TMD Centre and CSIR-STEPRI Hold Workshop in Accra, Ghana

Posted:
10 April, 2013

The Technology and Management for Development (TMD) Centre in collaboration with the Science and Technology Policy Research Institute (CSIR-STEPRI) organised a workshop to present the Diffusion of Innovation in Low Income Countries (DILIC) Project in Accra, Ghana

The workshop was held on 5 March and was attended by more than 40 Ghanaian academics, researchers, policymakers and entrepreneurs.

The workshop sought to introduce the research being conducted by Prof Xiaolan Fu and Dr Giacomo Zanello on the DILIC Project as well as the joint, collaborative work being conducted between the DILIC project team and CSIR-STEPRI. This collaboration demonstrates the practical research benefits, knowledge exchange activities, and the impact that results from establishing connections between different research institutions.

The workshop included presentations by Prof Xiaolan Fu, University of Oxford, Dr George Essegbey, Director of CSIR-STEPRI, and Dr Giacomo Zanello, University of Oxford.

Prof Xiaolan Fu introduced innovation and economic transformation in its historical context, and pointed out the steps followed by middle-income countries on innovation and catch-up. After contextualising innovation in the developed and developing world, Prof Fu introduced the objectives, research activities and methodology of the DILIC project.

Dr George Essegbey presented Ghana’s national innovation system and innovation performance, looked at the space for innovation, and discussed how innovation performance can benefit the current economic status of Ghana.

Finally, Dr Giacomo Zanello reported the findings from a systematic literature review on the role of innovation as growth’s engine for developing countries. He first reported evidence on the barriers to innovation creation and diffusion in low-income countries, followed by the determinants of knowledge diffusion within low-income countries. The last part of the talk addressed the effects of external knowledge diffusion to low-income countries.

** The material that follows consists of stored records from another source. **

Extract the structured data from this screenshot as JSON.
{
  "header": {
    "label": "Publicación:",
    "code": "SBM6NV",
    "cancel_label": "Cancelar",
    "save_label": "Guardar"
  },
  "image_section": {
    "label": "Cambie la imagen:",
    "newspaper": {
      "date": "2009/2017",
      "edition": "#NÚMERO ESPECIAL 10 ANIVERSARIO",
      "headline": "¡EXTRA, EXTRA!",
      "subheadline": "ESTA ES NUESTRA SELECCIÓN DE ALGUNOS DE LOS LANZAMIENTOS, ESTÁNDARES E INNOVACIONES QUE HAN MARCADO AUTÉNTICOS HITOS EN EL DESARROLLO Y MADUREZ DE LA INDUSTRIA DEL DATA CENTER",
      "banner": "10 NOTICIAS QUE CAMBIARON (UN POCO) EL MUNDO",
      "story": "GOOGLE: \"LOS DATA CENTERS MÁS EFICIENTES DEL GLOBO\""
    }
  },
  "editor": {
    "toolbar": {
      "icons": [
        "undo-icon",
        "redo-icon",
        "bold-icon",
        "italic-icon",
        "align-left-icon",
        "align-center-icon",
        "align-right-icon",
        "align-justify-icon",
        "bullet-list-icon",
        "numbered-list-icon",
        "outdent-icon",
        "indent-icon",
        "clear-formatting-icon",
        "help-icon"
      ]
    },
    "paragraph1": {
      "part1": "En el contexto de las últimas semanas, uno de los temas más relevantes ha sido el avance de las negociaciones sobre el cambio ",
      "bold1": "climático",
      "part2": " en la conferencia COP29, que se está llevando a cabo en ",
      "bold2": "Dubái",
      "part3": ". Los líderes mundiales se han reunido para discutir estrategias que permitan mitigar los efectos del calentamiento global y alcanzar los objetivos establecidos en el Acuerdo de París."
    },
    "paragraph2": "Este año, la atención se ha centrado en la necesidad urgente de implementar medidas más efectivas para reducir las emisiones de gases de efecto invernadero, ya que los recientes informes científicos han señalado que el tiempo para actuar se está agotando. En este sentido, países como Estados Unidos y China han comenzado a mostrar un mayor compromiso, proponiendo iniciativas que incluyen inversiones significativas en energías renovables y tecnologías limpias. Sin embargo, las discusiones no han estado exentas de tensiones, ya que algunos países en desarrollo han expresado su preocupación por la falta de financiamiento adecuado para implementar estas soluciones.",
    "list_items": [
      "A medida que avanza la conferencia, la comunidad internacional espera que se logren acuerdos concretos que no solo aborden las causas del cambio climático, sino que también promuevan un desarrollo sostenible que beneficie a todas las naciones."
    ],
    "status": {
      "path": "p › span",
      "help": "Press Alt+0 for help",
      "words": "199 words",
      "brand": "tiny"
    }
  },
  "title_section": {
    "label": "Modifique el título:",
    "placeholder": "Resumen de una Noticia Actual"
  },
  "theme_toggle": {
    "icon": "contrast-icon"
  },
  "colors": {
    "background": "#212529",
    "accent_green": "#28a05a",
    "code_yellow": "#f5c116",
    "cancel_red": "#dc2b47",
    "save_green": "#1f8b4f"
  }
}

The presentations were followed by a general discussion and Q&A session moderated by Dr Godfred Frempong, Deputy Director of STREPRI, during which several of the participants from the public, private and academic sectors contributed in an engaged discussion.